**RECORDS PROVIDED:**
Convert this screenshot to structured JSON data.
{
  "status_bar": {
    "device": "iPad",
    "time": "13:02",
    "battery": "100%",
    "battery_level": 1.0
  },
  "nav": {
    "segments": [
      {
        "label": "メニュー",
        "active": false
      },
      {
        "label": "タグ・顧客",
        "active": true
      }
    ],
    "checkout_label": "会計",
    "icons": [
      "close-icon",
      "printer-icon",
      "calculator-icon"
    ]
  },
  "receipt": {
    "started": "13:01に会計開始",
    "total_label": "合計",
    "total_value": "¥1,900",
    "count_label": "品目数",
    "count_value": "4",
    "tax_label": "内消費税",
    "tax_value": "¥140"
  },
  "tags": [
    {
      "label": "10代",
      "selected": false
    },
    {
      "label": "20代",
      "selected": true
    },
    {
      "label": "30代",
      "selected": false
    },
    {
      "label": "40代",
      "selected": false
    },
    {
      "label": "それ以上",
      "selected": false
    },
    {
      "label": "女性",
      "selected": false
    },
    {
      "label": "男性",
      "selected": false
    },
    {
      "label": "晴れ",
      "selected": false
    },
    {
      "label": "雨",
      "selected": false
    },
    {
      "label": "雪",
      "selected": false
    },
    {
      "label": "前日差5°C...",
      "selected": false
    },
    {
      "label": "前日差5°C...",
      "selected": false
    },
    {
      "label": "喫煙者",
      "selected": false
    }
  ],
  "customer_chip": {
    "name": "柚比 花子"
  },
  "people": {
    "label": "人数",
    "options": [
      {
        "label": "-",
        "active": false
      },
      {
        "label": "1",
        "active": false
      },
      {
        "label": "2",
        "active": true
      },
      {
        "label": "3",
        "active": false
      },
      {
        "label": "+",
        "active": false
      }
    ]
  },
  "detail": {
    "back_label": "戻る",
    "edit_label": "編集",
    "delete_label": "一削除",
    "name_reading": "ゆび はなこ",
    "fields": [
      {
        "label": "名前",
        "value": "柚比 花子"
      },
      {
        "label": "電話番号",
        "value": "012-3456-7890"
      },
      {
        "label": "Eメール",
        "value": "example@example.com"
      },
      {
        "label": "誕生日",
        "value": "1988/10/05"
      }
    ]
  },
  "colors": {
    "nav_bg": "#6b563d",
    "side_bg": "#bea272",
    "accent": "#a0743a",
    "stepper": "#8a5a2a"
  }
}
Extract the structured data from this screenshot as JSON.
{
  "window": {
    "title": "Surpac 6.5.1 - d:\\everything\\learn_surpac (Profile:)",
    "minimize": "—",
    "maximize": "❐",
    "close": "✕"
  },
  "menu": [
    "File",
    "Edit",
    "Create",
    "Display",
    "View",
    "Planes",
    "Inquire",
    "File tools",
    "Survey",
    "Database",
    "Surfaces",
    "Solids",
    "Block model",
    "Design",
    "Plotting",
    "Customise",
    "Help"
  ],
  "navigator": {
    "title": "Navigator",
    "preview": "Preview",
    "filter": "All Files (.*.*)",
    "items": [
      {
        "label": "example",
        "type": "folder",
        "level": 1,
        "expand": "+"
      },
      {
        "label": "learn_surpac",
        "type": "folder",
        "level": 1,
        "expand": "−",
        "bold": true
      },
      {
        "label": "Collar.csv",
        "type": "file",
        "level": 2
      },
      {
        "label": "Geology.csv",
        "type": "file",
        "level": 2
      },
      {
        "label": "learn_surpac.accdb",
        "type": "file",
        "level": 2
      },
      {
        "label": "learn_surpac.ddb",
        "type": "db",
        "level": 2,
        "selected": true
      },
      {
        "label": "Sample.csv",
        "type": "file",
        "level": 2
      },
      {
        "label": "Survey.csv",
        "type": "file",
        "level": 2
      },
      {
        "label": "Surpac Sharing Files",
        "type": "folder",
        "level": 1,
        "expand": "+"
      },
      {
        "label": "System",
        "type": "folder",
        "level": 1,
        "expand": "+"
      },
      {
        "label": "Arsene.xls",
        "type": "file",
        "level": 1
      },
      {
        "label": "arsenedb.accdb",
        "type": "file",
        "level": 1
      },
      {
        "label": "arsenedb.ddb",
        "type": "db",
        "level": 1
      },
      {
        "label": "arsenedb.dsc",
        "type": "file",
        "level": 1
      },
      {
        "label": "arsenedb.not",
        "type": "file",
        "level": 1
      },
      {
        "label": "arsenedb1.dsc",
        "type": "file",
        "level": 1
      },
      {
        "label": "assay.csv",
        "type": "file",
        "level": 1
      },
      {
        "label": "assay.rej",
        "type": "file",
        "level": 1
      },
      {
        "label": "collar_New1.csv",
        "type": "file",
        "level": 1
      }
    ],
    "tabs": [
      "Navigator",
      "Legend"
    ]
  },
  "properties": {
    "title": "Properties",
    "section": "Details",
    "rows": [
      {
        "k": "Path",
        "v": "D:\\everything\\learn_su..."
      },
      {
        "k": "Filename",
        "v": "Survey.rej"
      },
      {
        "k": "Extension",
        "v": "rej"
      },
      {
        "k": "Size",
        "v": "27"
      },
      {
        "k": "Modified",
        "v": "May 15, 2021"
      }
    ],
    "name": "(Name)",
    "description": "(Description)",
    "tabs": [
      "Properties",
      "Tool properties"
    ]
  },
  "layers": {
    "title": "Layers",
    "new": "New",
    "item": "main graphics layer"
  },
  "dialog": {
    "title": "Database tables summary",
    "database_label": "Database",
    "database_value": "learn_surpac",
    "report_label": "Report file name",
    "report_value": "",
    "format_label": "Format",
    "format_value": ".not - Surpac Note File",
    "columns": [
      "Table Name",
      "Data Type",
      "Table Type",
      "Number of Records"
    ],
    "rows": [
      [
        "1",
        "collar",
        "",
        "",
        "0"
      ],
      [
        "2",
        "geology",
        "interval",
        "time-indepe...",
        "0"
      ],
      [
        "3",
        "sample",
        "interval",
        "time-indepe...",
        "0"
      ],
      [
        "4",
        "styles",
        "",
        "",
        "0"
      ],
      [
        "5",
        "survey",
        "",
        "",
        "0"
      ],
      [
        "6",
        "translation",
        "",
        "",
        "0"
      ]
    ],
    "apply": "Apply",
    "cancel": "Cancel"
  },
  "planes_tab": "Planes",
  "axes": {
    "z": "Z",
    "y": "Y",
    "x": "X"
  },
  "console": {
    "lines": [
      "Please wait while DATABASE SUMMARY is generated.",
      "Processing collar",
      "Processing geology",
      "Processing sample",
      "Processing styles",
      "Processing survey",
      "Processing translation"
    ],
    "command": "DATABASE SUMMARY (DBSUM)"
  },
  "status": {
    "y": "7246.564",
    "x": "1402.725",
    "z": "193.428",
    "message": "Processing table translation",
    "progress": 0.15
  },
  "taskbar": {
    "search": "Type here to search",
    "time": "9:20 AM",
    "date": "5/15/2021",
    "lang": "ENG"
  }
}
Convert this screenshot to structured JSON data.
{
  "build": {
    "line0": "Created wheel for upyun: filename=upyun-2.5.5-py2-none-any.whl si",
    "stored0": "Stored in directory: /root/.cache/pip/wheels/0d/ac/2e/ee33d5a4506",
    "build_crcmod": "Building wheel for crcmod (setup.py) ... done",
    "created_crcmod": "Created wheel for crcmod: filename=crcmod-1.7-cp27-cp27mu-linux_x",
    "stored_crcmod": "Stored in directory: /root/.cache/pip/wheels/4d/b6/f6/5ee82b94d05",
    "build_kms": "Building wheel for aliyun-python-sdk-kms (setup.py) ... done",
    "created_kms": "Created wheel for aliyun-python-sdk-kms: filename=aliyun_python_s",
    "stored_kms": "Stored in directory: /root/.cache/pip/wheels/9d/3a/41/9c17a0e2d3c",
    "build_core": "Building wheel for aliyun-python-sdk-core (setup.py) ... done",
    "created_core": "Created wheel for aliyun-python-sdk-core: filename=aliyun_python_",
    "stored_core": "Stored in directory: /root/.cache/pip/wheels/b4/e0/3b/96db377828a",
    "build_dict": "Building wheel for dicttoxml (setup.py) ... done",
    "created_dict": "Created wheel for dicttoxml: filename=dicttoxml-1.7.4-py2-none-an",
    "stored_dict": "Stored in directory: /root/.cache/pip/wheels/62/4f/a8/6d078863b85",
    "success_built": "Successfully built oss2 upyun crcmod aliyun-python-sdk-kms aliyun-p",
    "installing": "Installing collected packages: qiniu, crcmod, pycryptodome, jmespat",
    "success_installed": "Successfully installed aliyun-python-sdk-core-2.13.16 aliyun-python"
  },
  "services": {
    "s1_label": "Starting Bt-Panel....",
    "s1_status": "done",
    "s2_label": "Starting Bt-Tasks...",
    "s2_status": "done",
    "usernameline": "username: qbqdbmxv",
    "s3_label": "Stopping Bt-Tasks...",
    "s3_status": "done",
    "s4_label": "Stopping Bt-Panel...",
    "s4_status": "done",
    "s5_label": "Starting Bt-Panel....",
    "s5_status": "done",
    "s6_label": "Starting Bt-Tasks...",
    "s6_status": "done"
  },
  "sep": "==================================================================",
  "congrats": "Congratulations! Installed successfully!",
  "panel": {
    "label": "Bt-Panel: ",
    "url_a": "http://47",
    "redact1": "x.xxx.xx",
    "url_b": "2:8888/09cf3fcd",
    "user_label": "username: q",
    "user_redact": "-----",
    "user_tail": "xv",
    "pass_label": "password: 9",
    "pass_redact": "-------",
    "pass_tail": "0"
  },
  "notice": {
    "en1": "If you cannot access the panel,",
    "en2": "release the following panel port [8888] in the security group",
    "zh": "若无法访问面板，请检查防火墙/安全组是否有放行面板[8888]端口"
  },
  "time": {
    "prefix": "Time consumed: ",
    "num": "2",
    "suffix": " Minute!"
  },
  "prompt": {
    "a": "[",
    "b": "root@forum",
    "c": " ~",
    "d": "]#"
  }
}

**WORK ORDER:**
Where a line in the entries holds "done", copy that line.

**OUTPUT OF THE EXERCISE:**
    "build_crcmod": "Building wheel for crcmod (setup.py) ... done",
    "build_kms": "Building wheel for aliyun-python-sdk-kms (setup.py) ... done",
    "build_core": "Building wheel for aliyun-python-sdk-core (setup.py) ... done",
    "build_dict": "Building wheel for dicttoxml (setup.py) ... done",
    "s1_status": "done",
    "s2_status": "done",
    "s3_status": "done",
    "s4_status": "done",
    "s5_status": "done",
    "s6_status": "done"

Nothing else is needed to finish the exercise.